Image of The Star‘s coverage from June 21, 1954.
News of the city’s upcoming experiment with a pedestrian scramble crossing at Yonge and Dundas has been discussed widely. But until Torontoist reader Don Cumming sent us a tip, few of us realized that Toronto first experimented with this idea over 50 years ago. The concept of stopping all traffic so pedestrians can cross an intersection in every direction is also known as a “Barnes Dance” after its originator, Henry A. Barnes, a traffic engineer who had stints working in Flint, Denver, Baltimore, and New York City. Barnes had a brash and confrontational personality, which could be troublesome for politicians he perceived to be meddling in his work. But his success spoke for itself, and his traffic-management innovations consistently decreased commute times, traffic accidents, and fatalities. Despite having no formal training beyond night school classes, Barnes was considered one of North America’s foremost traffic experts in the 1950s and 1960s. His ideas soon started turning up in Kansas City, Vancouver, and all over the continent.
In 1954, Mayor Leslie Howard Saunders proposed that a “Barnes Dance” be tried out in Toronto. Under pressure from Saunders, city council begrudgingly agreed to a two-month trial of the system at Bay and Richmond streets over the objections of the city traffic engineer, Robert Burton, and several hesitant aldermen.
Photo of a “Barnes Dance” in Baltimore, 1968, from the Maryland Historical Society.
The all-way pedestrian signals went into operation on June 21, 1954. With Police Constable Al Kearns on the corner, barking directions to confused pedestrians through a loudspeaker—and adding humourous comments when the new traffic signals were misinterpreted—The Star described the first day as having a “carnival-like atmosphere.”
Reporters noted that only a few bold pedestrians crossed on a diagonal.

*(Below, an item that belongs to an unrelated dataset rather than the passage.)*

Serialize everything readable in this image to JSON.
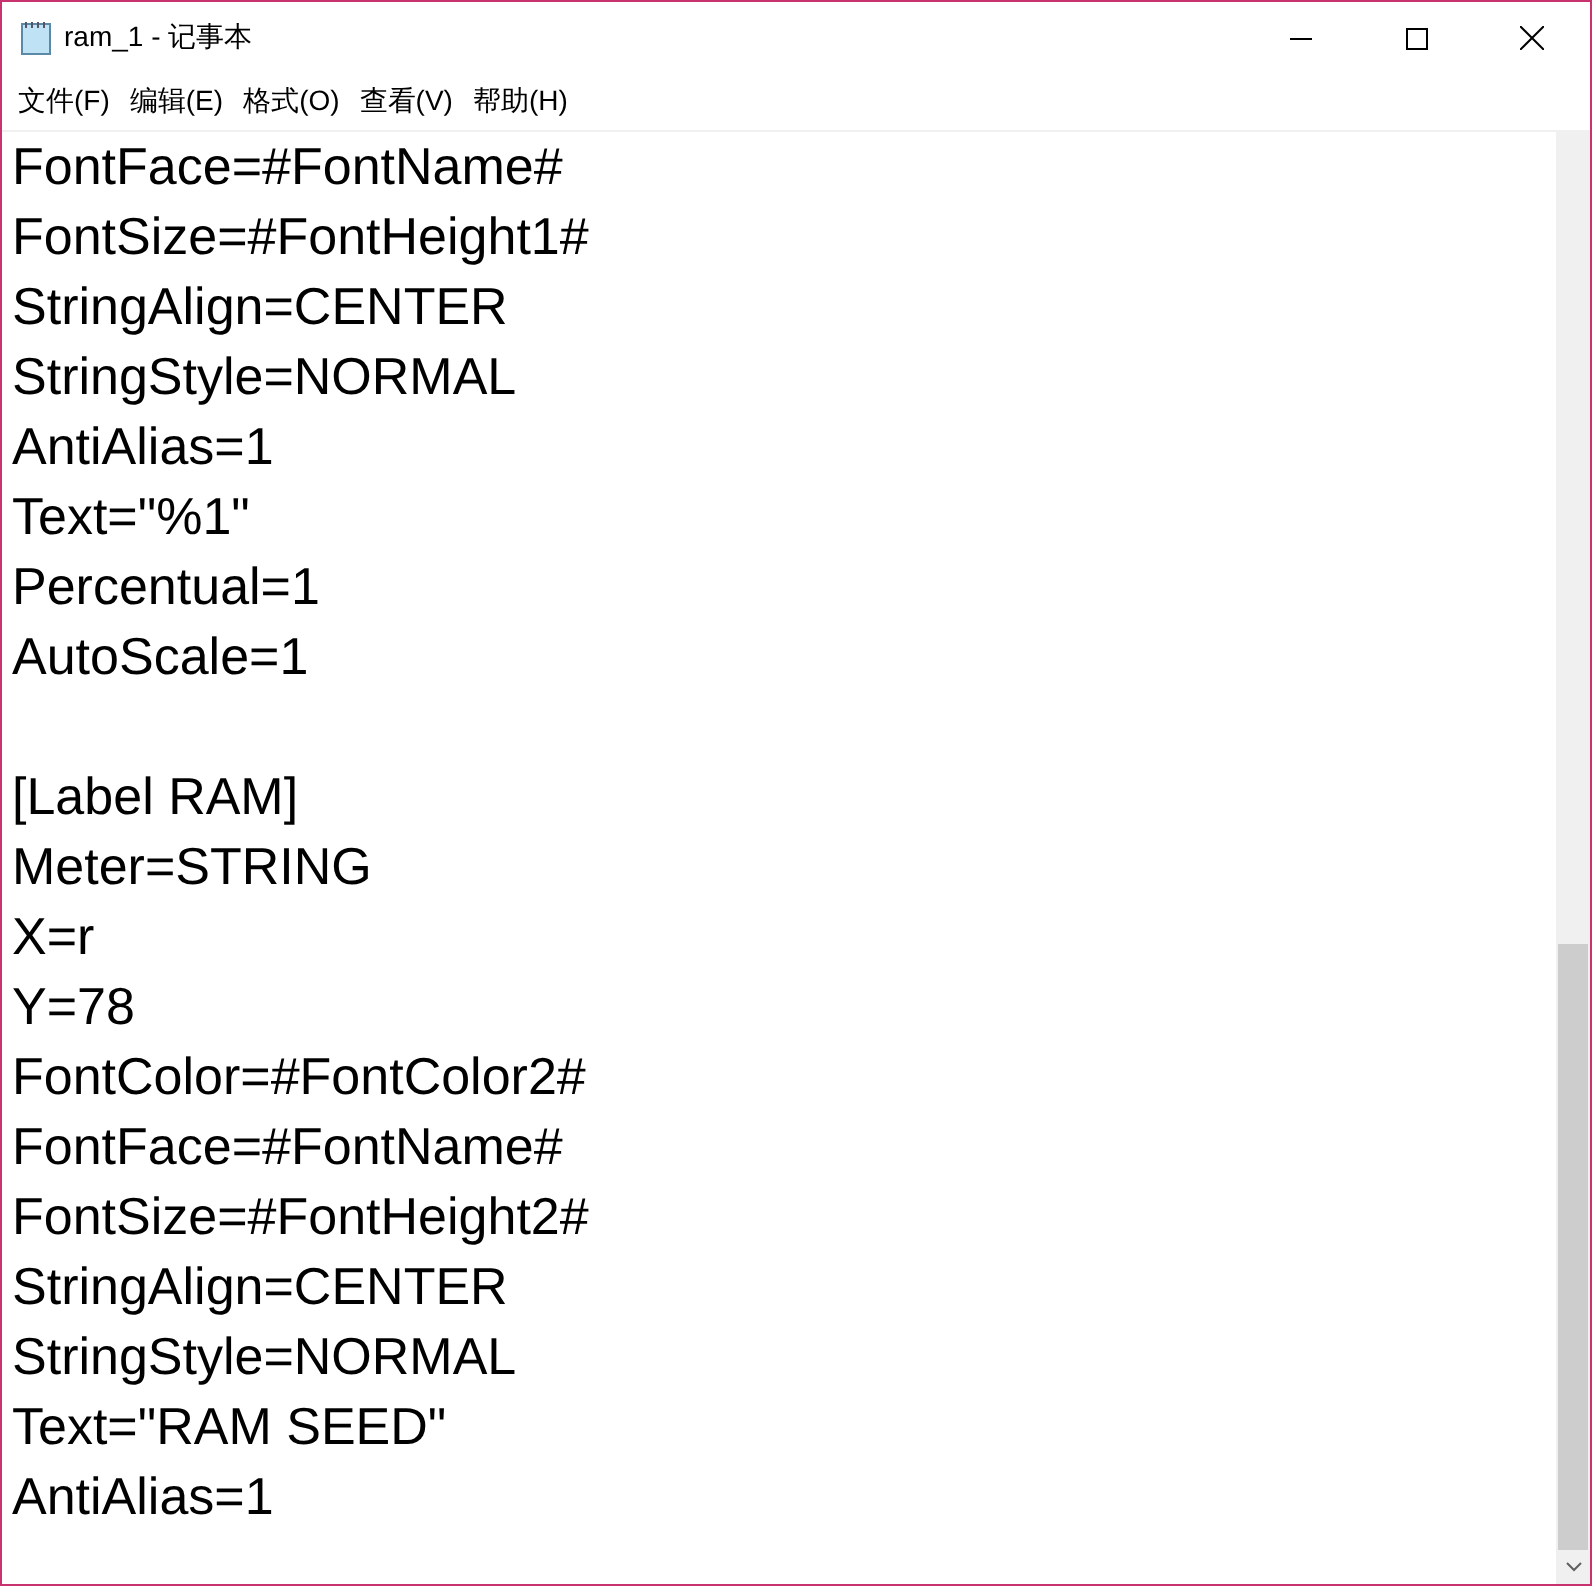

Most were reluctant to make the attempt in the twenty second interval available and continued to make two-stage crossings as they’d always done. Others continued to jaywalk.
The city’s traffic experts kept a close eye on the scene, but didn’t hide their skepticism of the pedestrian-friendly system. Burton shared his appraisal with The Star: “Let’s say its worth is debatable.” To the Globe and Mail he added: “In some instances, it has caused pronounced tie-ups. Of course, we had tie-ups before. We won’t know the results for sure until the traffic count. But one thing is sure now; you can’t fit it into any progressive system of signals.” His words betray that as an experiment isolated from widespread signal or traffic reform—it pre-dated the implementation of one-way streets through the city core—the all-way pedestrian crossing was probably doomed to failure from the outset.

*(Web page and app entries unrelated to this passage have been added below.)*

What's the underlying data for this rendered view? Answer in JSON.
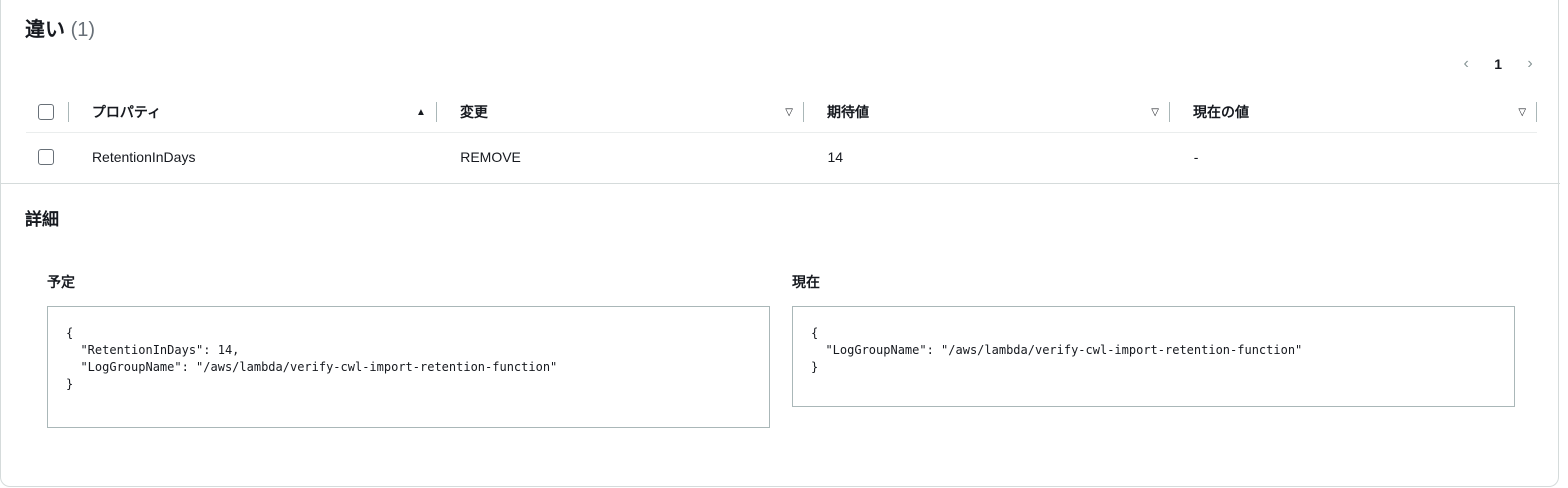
{
  "header": {
    "title": "違い",
    "count": "(1)"
  },
  "pagination": {
    "prev_icon": "chevron-left-icon",
    "page": "1",
    "next_icon": "chevron-right-icon"
  },
  "table": {
    "columns": [
      {
        "label": "プロパティ",
        "sort": "▲"
      },
      {
        "label": "変更",
        "sort": "▽"
      },
      {
        "label": "期待値",
        "sort": "▽"
      },
      {
        "label": "現在の値",
        "sort": "▽"
      }
    ],
    "rows": [
      {
        "property": "RetentionInDays",
        "change": "REMOVE",
        "expected": "14",
        "current": "-"
      }
    ]
  },
  "details": {
    "title": "詳細",
    "expected": {
      "title": "予定",
      "code": "{\n  \"RetentionInDays\": 14,\n  \"LogGroupName\": \"/aws/lambda/verify-cwl-import-retention-function\"\n}"
    },
    "current": {
      "title": "現在",
      "code": "{\n  \"LogGroupName\": \"/aws/lambda/verify-cwl-import-retention-function\"\n}"
    }
  },
  "colors": {
    "text": "#16191f",
    "muted": "#687078",
    "border": "#d5dbdb"
  }
}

Having done a traffic count as part of his final report to the Civic Traffic Committee, Burton’s conclusions affirmed his earlier suspicions. “It’s fine for pedestrians,” he told The Star, “but it’s not so good for drivers. It has cut the capacity of traffic at the intersection by 10 or 12 per cent.” He also concluded that the new signals had increased the number of traffic infractions at the intersection. Motorists and the general manager of the TTC also complained about cars and streetcars getting caught in the intersection’s frequent traffic snarls. Even defenders of the Bay and Richmond “Barnes Dance” admitted the system’s problems, but called for the city to try tweaking the system before abandoning the project as a failure.
Nevertheless, on September 23, the traffic committee recommended that the use of the signal system be discontinued. The city council endorsed the committee’s recommendation on October 4, despite the mayor’s protests that Burton had not given the signals a proper test. Although the council’s decision left open the possibility of future trials at more isolated intersections, for all intents and purposes the city’s flirtation with scramble crossings was over. If nothing else, the city’s short-lived experiment in 1954 provides a lesson for today’s Yonge and Dundas trial. Half-hearted experimentation of this sort is easy, but real pedestrian-friendly reform will require political will and unfettered support from municipal departments to succeed.

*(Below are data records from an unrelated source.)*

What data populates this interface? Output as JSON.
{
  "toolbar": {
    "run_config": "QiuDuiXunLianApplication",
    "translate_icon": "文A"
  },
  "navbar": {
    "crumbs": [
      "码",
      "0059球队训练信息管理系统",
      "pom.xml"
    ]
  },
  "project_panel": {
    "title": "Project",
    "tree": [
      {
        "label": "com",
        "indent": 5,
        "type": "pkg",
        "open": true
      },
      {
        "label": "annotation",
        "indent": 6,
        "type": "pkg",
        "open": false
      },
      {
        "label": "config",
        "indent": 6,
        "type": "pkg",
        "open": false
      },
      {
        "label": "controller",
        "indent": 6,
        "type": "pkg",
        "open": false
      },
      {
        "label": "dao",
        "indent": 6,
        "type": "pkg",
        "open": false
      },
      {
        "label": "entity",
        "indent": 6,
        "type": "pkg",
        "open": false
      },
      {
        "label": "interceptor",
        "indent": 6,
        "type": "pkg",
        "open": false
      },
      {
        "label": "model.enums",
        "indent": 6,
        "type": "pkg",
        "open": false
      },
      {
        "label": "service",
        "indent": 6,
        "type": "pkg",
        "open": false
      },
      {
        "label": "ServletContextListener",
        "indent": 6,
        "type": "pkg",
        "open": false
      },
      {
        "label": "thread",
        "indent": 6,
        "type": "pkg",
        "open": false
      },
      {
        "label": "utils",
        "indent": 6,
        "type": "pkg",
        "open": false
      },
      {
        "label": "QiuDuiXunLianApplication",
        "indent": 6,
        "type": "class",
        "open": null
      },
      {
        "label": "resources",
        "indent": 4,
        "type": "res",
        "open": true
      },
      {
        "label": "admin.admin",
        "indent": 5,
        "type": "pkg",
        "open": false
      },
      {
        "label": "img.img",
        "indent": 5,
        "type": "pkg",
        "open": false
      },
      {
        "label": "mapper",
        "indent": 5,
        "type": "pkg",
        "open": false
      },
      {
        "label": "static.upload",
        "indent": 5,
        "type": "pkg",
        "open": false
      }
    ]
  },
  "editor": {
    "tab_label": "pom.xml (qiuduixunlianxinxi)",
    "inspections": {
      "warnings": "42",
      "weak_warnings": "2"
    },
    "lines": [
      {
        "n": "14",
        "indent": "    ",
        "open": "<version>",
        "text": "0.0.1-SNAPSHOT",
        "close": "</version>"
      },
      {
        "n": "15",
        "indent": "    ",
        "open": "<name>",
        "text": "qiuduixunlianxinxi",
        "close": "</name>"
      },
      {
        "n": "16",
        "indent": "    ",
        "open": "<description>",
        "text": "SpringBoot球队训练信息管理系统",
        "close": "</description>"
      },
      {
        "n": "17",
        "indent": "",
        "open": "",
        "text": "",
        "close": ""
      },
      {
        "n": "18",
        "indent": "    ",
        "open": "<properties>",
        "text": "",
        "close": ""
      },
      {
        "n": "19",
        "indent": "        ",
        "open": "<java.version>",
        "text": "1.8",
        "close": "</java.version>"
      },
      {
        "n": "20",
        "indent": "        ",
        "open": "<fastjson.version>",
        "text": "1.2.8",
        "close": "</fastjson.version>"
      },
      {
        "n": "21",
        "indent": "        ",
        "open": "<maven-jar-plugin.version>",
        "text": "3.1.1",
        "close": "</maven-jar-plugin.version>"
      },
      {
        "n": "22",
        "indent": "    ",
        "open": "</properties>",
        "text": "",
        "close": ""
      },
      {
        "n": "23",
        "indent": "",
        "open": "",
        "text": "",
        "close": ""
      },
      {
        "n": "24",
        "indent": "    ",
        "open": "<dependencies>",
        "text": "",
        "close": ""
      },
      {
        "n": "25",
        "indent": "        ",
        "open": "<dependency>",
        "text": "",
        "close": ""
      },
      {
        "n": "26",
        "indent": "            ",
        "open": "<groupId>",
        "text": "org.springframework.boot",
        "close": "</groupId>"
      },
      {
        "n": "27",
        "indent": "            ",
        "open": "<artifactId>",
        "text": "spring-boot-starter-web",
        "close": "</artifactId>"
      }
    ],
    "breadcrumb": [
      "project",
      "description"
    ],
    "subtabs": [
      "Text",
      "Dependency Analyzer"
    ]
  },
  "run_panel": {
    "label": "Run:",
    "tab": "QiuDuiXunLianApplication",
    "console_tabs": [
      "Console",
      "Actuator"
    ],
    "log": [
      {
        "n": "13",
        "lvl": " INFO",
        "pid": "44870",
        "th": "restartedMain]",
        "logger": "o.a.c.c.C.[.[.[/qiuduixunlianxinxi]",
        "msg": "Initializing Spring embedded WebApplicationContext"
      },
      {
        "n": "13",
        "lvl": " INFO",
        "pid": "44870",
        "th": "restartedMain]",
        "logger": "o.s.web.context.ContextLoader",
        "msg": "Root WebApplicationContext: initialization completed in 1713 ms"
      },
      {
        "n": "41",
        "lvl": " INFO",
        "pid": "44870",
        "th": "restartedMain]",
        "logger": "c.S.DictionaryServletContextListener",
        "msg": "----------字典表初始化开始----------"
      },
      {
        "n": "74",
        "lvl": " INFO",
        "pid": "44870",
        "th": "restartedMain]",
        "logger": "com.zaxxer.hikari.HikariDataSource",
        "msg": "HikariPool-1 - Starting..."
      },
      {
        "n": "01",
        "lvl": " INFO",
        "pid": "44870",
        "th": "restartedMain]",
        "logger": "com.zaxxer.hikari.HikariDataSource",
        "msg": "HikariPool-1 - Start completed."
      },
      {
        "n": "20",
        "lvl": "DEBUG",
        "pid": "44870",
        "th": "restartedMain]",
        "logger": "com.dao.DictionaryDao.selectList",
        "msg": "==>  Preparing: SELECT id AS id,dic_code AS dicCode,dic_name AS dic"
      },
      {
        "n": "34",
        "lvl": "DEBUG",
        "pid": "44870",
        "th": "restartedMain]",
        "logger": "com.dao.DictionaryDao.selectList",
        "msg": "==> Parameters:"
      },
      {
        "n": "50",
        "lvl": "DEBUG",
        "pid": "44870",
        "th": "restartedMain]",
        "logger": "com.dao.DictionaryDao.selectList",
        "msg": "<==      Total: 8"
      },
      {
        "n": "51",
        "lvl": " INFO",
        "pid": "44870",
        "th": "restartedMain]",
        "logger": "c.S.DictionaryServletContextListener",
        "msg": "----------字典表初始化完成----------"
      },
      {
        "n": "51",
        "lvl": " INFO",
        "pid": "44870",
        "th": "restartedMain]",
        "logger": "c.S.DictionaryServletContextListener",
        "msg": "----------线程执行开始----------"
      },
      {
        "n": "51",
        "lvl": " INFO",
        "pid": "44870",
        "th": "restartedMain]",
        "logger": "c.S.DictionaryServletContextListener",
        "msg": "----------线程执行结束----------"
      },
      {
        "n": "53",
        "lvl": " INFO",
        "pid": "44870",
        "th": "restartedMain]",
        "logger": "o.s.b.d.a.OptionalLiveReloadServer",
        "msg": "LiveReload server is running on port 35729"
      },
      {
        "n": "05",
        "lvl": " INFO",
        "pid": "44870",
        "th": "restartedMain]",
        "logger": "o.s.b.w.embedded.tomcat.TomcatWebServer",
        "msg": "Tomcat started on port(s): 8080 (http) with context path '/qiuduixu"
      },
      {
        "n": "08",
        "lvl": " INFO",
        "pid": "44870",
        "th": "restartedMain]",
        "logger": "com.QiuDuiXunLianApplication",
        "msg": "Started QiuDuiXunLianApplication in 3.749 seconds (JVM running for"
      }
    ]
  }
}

As an aside, one newspaper article from 1954 mentions a similar signal system being in place for three years at Bloor and Parliament streets until being discontinued in 1953, but no other evidence of this precursor experiment could be found in the newspaper archives. If anyone knows anything about this possible earlier trial, let us know.